horizons2mediumProfessionally life has also been an odd one. I started the year in the same role I’d inhabited for the last four years, that of range editor for Space: 1889 & Beyond, only I could already see the end in sight. Things were falling apart behind the scenes — my relationship with my publisher was souring drastically. Was this connected to what was going on in my personal life? It’s entirely possible. At least, the two things did not help each other.  I still intend, one day, to tell of my experiences and view on how the series failed, but for now all I can say is I was personally disenfranchised by the whole experience, and was determined to see it end, so that it could be reborn in a stronger manner. So, mid-way through the year as Space: 1889 & Beyond limped its way to the final gate, I found myself in the position of being commissioned to oversee an exciting new project. And all because of a simple Facebook status I wrote! Of course, anybody who has read this blog (and many more besides) are aware of the project now — Lethbridge-Stewart, a new series of novel based on the legendary character from Doctor Who. The series still hasn’t begun,  but I have been working hard on it since the beginning on July, pretty much every day since the license was agreed. It has been a crazy six months, working alongside authors who I have always counted among some of my favourites, writers responsible for some of the best Doctor Who prose during the 1990s. The thrill of announcing the series at the start of December cannot be described — the news spread like fire. It seemed everybody was talking about.

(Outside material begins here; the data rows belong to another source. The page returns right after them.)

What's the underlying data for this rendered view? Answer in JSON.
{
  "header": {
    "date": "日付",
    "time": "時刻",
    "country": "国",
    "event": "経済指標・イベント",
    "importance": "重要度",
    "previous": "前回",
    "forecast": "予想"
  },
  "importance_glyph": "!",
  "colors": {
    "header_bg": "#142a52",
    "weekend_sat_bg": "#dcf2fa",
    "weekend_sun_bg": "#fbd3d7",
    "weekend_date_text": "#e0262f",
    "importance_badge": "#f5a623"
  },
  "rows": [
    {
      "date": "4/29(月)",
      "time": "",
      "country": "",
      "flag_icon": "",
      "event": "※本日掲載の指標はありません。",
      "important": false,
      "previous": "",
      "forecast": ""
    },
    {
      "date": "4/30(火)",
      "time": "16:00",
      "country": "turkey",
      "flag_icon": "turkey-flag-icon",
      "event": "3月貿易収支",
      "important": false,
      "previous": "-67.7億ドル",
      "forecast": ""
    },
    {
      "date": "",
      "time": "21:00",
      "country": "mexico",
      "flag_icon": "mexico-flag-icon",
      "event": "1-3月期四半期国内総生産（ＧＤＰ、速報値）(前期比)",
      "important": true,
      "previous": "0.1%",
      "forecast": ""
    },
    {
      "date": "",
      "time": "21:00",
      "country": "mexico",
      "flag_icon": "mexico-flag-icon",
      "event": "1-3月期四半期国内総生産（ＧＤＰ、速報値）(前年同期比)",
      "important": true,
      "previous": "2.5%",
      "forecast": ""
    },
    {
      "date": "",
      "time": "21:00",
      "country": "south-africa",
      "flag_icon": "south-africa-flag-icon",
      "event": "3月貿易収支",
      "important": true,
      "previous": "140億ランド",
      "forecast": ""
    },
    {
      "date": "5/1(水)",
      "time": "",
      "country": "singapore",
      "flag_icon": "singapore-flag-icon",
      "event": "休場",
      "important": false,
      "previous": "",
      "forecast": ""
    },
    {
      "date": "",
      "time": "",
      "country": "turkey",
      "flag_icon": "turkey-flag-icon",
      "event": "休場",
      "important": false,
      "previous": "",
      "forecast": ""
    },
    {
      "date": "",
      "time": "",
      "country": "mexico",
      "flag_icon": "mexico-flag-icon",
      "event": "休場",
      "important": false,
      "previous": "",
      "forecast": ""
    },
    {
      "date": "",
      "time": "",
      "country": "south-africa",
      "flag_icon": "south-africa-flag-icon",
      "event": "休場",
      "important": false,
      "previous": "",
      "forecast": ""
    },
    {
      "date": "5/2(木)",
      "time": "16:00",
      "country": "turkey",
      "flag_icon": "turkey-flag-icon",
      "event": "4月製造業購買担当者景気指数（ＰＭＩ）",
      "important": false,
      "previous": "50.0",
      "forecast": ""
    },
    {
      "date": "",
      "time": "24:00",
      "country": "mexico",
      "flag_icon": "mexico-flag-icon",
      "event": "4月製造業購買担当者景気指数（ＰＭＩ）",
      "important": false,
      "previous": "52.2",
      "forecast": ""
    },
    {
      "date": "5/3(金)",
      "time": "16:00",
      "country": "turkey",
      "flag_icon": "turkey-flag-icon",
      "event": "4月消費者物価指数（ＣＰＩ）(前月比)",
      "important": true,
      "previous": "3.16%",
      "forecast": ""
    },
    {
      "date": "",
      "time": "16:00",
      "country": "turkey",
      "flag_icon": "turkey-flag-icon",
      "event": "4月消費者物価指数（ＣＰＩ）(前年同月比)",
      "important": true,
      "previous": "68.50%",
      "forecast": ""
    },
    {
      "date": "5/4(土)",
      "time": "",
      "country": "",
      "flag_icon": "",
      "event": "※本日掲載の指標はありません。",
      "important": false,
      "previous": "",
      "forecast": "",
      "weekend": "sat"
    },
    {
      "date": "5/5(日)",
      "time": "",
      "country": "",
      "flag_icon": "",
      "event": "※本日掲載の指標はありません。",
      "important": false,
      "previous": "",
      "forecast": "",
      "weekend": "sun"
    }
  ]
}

Including Digital Spy! Insane, I tell ya. My publisher totally didn’t see it coming, but I think I did, as he remarked to me. Because I had been working on for quite a while, I think I started to get a feel for just how big a deal it was, whereas Shaun was busy on other projects for Candy Jar Books. But when the news was out there, well, then Shaun learned just how big this was, too!

Candy_Jar_LS2_Front_BFormat_smallAnd so here I am. The end of 2014, with what may well be my biggest book yet on the verge of being released into the hands of the public (the verge, in this case, being late February), single, but pretty content with how things are. Sure, they could be a lot better, but when I consider all that happened in the last six months I realise I’m a very lucky chap indeed. I’m the controlling element of a series which is going to bring a hell of a lot of readers excitement and fun, and I get to establish the official story of one of the biggest television characters of the last fifty years. I have some amazing people to work with over the next few years — hell, just the following year will see me work alongside some of the best authors out there, and this is only the beginning. So, yes, it’s been an interesting year. At times hard, at times the most fun ever.

So, big thanks to all who have helped to make it such a great and odd year. And I mean to all, even the lost love. Time for my annual sharing of this song, and the words are truly what I believe…